This is what the margins look like, how hard it’ll be for the Lakers to win without their best at their best.
The Lakers had reignited hope in their season over the previous 10 games, refashioning themselves as an Anthony Davis-led juggernaut that warmed up against lesser teams like the San Antonio Spurs before formalizing their rise with wins against the Milwaukee Bucks and Washington Wizards at the start of their six-game trip.
But Tuesday night in Cleveland, the plans had to change, and they had to change on the fly. Davis, maybe the best player in the NBA over the last three weeks, had to leave the floor with flu-like symptoms.
He didn’t return.
“Next man up … but that’s a tall task — figuratively and literally,” said LeBron James, who had 21 points and 17 rebounds.
That left James and Russell Westbrook to figure out things, but the undermanned Lakers couldn’t find enough consistent offense and were on a constant search for answers on defense, losing to the Cavaliers, 116-102.
“It was a tough challenge, but our guys competed,” coach Darvin Ham said. “Disappointed, but I’m not upset.”
James, who mostly has dominated his former team, lost twice to the Cavaliers this season, dropping his record against them to 17-3.
“He really wants to put on a show for his hometown crowd. Or ... he really doesn’t like [Cavaliers owner] Dan Gilbert,” Ham joked before the game.
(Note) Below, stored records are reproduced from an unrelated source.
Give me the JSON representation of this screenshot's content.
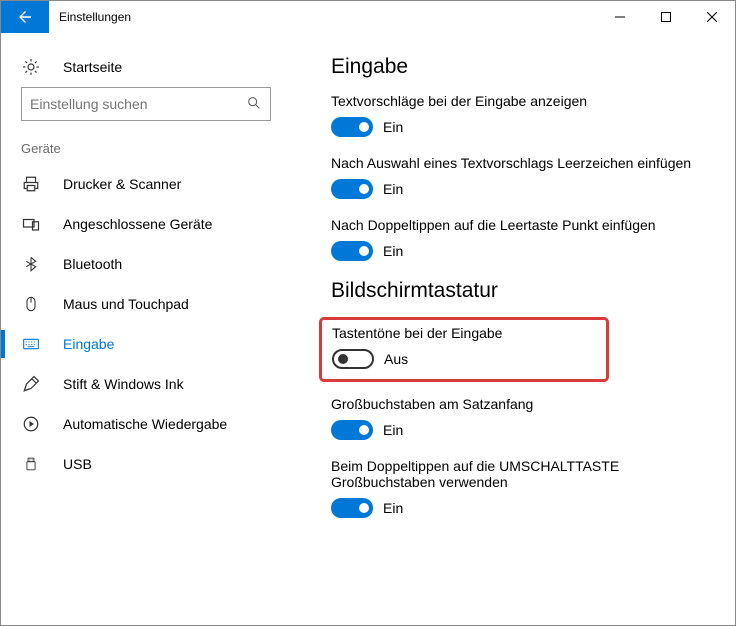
{
  "window": {
    "title": "Einstellungen"
  },
  "sidebar": {
    "home_label": "Startseite",
    "search_placeholder": "Einstellung suchen",
    "group_label": "Geräte",
    "items": [
      {
        "label": "Drucker & Scanner"
      },
      {
        "label": "Angeschlossene Geräte"
      },
      {
        "label": "Bluetooth"
      },
      {
        "label": "Maus und Touchpad"
      },
      {
        "label": "Eingabe"
      },
      {
        "label": "Stift & Windows Ink"
      },
      {
        "label": "Automatische Wiedergabe"
      },
      {
        "label": "USB"
      }
    ]
  },
  "content": {
    "section1_title": "Eingabe",
    "s1": {
      "label": "Textvorschläge bei der Eingabe anzeigen",
      "state": "Ein"
    },
    "s2": {
      "label": "Nach Auswahl eines Textvorschlags Leerzeichen einfügen",
      "state": "Ein"
    },
    "s3": {
      "label": "Nach Doppeltippen auf die Leertaste Punkt einfügen",
      "state": "Ein"
    },
    "section2_title": "Bildschirmtastatur",
    "s4": {
      "label": "Tastentöne bei der Eingabe",
      "state": "Aus"
    },
    "s5": {
      "label": "Großbuchstaben am Satzanfang",
      "state": "Ein"
    },
    "s6": {
      "label": "Beim Doppeltippen auf die UMSCHALTTASTE Großbuchstaben verwenden",
      "state": "Ein"
    }
  }
}
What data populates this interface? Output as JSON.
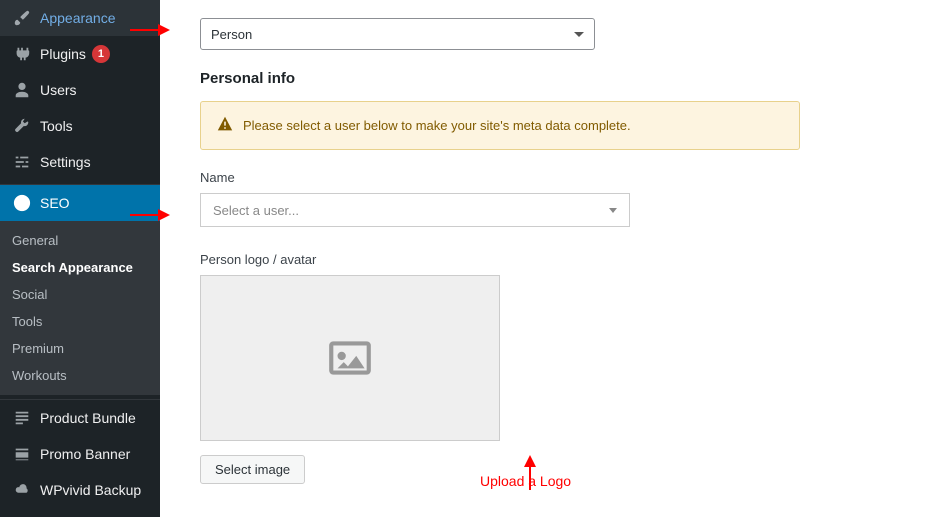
{
  "sidebar": {
    "items": [
      {
        "label": "Appearance",
        "icon": "brush-icon"
      },
      {
        "label": "Plugins",
        "icon": "plug-icon",
        "badge": "1"
      },
      {
        "label": "Users",
        "icon": "user-icon"
      },
      {
        "label": "Tools",
        "icon": "wrench-icon"
      },
      {
        "label": "Settings",
        "icon": "sliders-icon"
      },
      {
        "label": "SEO",
        "icon": "yoast-icon",
        "active": true
      },
      {
        "label": "Product Bundle",
        "icon": "post-icon"
      },
      {
        "label": "Promo Banner",
        "icon": "banner-icon"
      },
      {
        "label": "WPvivid Backup",
        "icon": "cloud-icon"
      }
    ],
    "submenu": [
      {
        "label": "General"
      },
      {
        "label": "Search Appearance",
        "current": true
      },
      {
        "label": "Social"
      },
      {
        "label": "Tools"
      },
      {
        "label": "Premium"
      },
      {
        "label": "Workouts"
      }
    ]
  },
  "content": {
    "type_dropdown": {
      "selected": "Person"
    },
    "section_heading": "Personal info",
    "warning": "Please select a user below to make your site's meta data complete.",
    "name_label": "Name",
    "user_select": {
      "placeholder": "Select a user..."
    },
    "avatar_label": "Person logo / avatar",
    "select_image_btn": "Select image",
    "annotation_upload": "Upload a Logo"
  },
  "colors": {
    "accent": "#0073aa",
    "badge": "#d63638",
    "warning_bg": "#fdf4e0",
    "warning_text": "#815b00",
    "annotation": "#ff0000"
  }
}
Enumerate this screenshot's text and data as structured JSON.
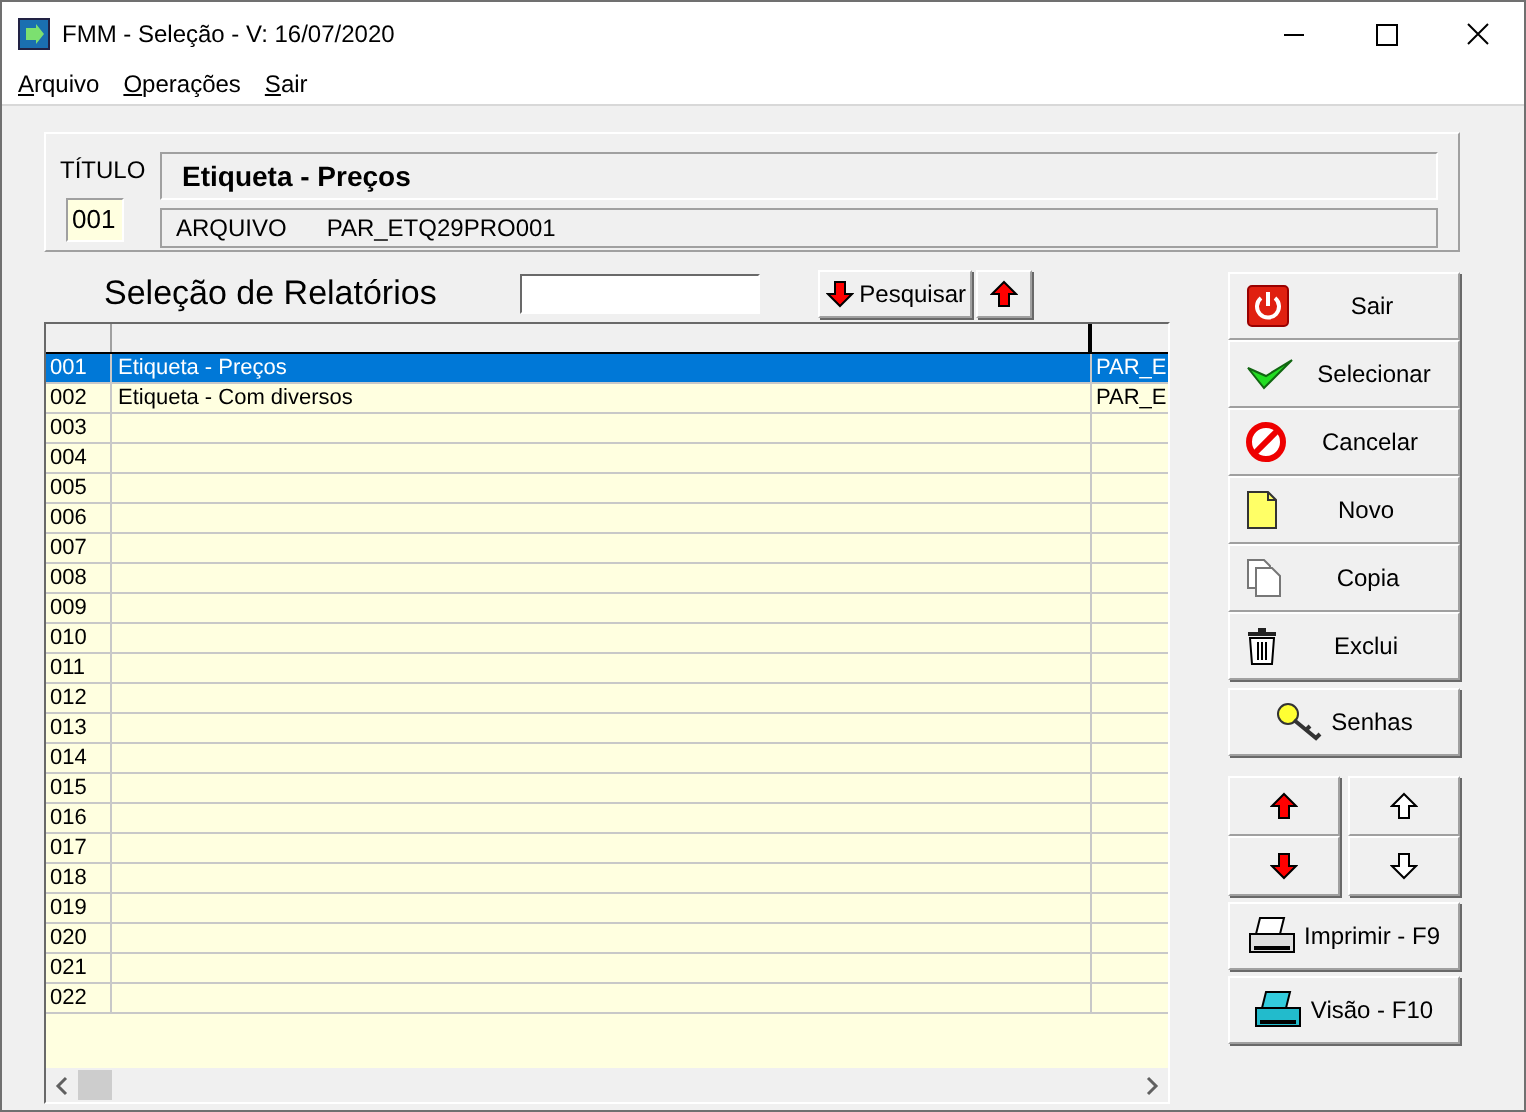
{
  "window": {
    "title": "FMM - Seleção - V: 16/07/2020"
  },
  "menu": [
    "Arquivo",
    "Operações",
    "Sair"
  ],
  "header": {
    "title_label": "TÍTULO",
    "code": "001",
    "title": "Etiqueta - Preços",
    "file_label": "ARQUIVO",
    "file": "PAR_ETQ29PRO001"
  },
  "section_title": "Seleção de Relatórios",
  "search": {
    "button": "Pesquisar"
  },
  "table": {
    "rows": [
      {
        "code": "001",
        "description": "Etiqueta - Preços",
        "column_3": "PAR_E",
        "selected": true
      },
      {
        "code": "002",
        "description": "Etiqueta - Com diversos",
        "column_3": "PAR_E",
        "selected": false
      },
      {
        "code": "003",
        "selected": false
      },
      {
        "code": "004",
        "selected": false
      },
      {
        "code": "005",
        "selected": false
      },
      {
        "code": "006",
        "selected": false
      },
      {
        "code": "007",
        "selected": false
      },
      {
        "code": "008",
        "selected": false
      },
      {
        "code": "009",
        "selected": false
      },
      {
        "code": "010",
        "selected": false
      },
      {
        "code": "011",
        "selected": false
      },
      {
        "code": "012",
        "selected": false
      },
      {
        "code": "013",
        "selected": false
      },
      {
        "code": "014",
        "selected": false
      },
      {
        "code": "015",
        "selected": false
      },
      {
        "code": "016",
        "selected": false
      },
      {
        "code": "017",
        "selected": false
      },
      {
        "code": "018",
        "selected": false
      },
      {
        "code": "019",
        "selected": false
      },
      {
        "code": "020",
        "selected": false
      },
      {
        "code": "021",
        "selected": false
      },
      {
        "code": "022",
        "selected": false
      }
    ]
  },
  "actions": [
    {
      "kind": "exit",
      "label": "Sair"
    },
    {
      "kind": "select",
      "label": "Selecionar"
    },
    {
      "kind": "cancel",
      "label": "Cancelar"
    },
    {
      "kind": "new",
      "label": "Novo"
    },
    {
      "kind": "copy",
      "label": "Copia"
    },
    {
      "kind": "delete",
      "label": "Exclui"
    }
  ],
  "passwords_button": "Senhas",
  "print_buttons": [
    {
      "kind": "print",
      "label": "Imprimir - F9"
    },
    {
      "kind": "preview",
      "label": "Visão - F10"
    }
  ]
}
James was visibly emotional when highlights of his chase-down block in the 2016 NBA Finals brought the crowd to its feet for a massive ovation that James later said caught him off guard.
He raised his hands, acknowledging the fans, before blowing a kiss to the crowd that watched him for 11 of his 20 seasons and celebrated the city’s first championship since 1964.
Later in the fourth quarter, fans inside his former home arena chanted “M-V-P” — only this time it was for Donovan Mitchell.
Mitchell scored a season-high 43 points, one of the biggest offseason acquisitions helping Cleveland improve to an NBA-best 11-1 at home. Center Jarrett Allen made his first 10 shots on the way to 24 points and 11 rebounds, and guard Darius Garland had 21 points and 11 assists for the Cavaliers, who outscored the Lakers 31-19 in the fourth quarter to pull away.
“Mitchell, he’s just Mitchell,” James said of the newest Cavaliers star. “I mean, he did a great job of penetrating our gaps and making some tough shots all night and got into a real good comfort. But he’s a special kid.”
Ham said Davis, who was named Western Conference player of the week Monday, started feeling sick earlier in the day and progressively got worse. Davis’ temperature went above “101 and some change,” Ham said, but Davis wanted to play. He left the game after eight minutes with just one point.
“He just felt too weak, just too drained — dehydrated a little bit,” Ham said.
His status for Wednesday’s game in Toronto is undetermined.
Without Davis on the inside, the Lakers could’ve used some firepower from the outside. They got almost none.
The Lakers made only six of 36 three-point shots, their worst effort of the season. They’re just 2-7 when held below 30% on threes. They also turned the ball over 16 times to only eight for the Cavaliers.
“We just didn’t make enough shots and had untimely turnovers,” Ham said. “To me, that’s what the game came down to pretty much.”
Cleveland didn’t shoot well from deep either, allowing the Lakers to keep the game close until the Cavaliers sprinted through the final horn.
In addition to Davis’ illness, the Lakers were without backup big man Wenyen Gabriel, who suffered a left shoulder sprain going for a rebound against the Wizards on Sunday. He’s scheduled to be evaluated again in one week, and Ham is optimistic Gabriel won’t be out much longer.
“It’s next man up. That’s what a team is for,” James said. “Obviously you can’t replace AD so everyone has to do a little bit more.”
This story originally appeared in Los Angeles Times.